# DATASET RECORDS
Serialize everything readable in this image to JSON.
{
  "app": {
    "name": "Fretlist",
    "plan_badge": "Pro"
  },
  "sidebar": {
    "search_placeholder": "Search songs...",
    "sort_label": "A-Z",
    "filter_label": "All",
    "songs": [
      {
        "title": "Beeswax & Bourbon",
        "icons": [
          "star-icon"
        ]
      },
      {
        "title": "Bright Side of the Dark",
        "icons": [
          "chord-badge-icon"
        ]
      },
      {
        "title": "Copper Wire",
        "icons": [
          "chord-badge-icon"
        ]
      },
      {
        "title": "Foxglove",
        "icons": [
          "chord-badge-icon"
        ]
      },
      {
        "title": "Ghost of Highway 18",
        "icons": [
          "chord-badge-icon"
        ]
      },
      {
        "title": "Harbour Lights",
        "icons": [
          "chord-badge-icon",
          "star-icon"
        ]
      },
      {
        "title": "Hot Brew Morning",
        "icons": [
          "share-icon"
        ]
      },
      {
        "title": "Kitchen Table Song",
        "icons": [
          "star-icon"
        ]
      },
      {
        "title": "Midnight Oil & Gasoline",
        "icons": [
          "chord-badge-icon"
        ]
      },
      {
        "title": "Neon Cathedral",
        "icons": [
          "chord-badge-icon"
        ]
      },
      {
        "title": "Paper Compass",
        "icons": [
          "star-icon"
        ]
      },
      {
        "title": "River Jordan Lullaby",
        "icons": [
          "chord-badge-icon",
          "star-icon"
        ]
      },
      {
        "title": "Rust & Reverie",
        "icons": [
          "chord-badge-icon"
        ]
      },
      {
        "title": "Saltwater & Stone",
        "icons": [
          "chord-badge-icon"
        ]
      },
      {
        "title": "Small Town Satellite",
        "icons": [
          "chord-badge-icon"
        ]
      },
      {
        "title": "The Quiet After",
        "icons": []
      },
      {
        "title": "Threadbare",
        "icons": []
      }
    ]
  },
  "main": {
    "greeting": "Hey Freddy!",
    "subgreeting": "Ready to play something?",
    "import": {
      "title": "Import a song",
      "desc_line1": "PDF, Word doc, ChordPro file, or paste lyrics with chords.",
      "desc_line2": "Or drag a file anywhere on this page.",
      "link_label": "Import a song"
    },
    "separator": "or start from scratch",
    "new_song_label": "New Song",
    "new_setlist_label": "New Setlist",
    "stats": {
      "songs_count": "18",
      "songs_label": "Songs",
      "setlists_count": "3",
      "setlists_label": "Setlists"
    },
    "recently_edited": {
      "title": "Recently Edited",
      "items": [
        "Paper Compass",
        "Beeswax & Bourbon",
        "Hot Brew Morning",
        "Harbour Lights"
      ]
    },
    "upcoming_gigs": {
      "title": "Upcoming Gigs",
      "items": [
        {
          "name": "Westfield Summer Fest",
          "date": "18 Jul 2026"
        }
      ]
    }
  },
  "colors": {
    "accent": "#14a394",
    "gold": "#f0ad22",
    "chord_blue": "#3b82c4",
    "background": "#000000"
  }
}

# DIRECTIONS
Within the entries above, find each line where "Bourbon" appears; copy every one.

# EXERCISE ANSWER
        "title": "Beeswax & Bourbon",
        "Beeswax & Bourbon",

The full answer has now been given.